Know your finances. Create a solid budget of how much you can allocate towards your prep costs: what you can afford to spend on ingredients or location, for example. It may also help to talk to your vendors and see if they can give you a deal on free or discounted goods.  

Have an achievable fundraising goal, and work towards it. If you’re fundraising in a small town, it would be illogical to expect a million-dollar return. Be practical, and but remember to take pride in what you achieve!


Set volunteer schedules well in advance, and make sure to lock in specific dates and times. It’s often too easy for a volunteer to agree to a vague time commitment, then realize days or even hours before the event that they double-booked themselves. Make sure that you settle such scheduling problems early, so no short-staffing issues occur during your event.

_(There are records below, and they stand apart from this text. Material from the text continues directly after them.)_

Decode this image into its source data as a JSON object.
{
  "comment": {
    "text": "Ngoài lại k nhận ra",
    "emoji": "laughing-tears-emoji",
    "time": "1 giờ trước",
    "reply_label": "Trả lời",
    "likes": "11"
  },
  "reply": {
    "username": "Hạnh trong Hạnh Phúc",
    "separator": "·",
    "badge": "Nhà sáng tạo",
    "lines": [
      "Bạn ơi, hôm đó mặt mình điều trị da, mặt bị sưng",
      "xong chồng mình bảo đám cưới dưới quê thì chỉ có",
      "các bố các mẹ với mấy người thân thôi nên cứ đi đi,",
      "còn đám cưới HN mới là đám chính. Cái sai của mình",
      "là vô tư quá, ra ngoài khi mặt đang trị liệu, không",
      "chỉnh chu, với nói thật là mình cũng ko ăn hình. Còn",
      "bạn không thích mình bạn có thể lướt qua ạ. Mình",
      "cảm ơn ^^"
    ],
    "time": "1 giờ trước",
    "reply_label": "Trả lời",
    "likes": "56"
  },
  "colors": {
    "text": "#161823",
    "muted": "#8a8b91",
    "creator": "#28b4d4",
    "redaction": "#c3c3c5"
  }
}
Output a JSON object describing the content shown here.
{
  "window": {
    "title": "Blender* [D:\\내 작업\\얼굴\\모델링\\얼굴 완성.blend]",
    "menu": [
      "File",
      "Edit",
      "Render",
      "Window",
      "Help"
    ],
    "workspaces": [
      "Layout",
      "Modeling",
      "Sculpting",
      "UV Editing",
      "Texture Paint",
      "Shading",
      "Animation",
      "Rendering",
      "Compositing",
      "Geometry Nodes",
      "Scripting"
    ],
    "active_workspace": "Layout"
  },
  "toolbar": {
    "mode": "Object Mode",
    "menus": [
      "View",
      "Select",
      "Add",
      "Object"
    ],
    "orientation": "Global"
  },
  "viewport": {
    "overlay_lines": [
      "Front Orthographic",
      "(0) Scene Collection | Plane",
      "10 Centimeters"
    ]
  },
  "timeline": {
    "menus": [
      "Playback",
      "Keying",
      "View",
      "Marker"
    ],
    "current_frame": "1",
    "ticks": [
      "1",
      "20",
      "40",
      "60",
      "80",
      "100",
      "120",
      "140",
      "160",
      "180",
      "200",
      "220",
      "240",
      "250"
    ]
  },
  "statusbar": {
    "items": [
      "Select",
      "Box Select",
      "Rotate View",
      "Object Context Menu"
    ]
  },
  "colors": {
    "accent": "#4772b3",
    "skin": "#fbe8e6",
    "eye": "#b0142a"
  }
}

Be aware of your audience when you pick an event. For instance, it wouldn’t make much sense for a Girl Scout troop to host a pub crawl. Make sure that your fundraiser suits your organization! Not only will you attract more participants, but everyone involved will likely be more enthusiastic about the event itself.


It’s not enough to host a creative event – if no one knows it exists, it might as well be canceled! Make sure to put the word out through both online and print marketing hubs. Use Facebook and any applicable websites you control, and consider incorporating online donations into your real-world campaign! Don’t forget to reach out to your local paper and community bulletins; print sources engage offline community members and serve to remind those who may have glanced past your online promotions.


Don’t forget to say thank you! Your volunteers and sponsors worked hard to make your event a success. Send them a personal thank-you note to let them know how much you appreciate the time and effort they contributed to your cause.

Trevor Marca is an entrepreneur and marketing professional who specializes in bolstering community ties through print and digital media. For more on Trevor, visit his website.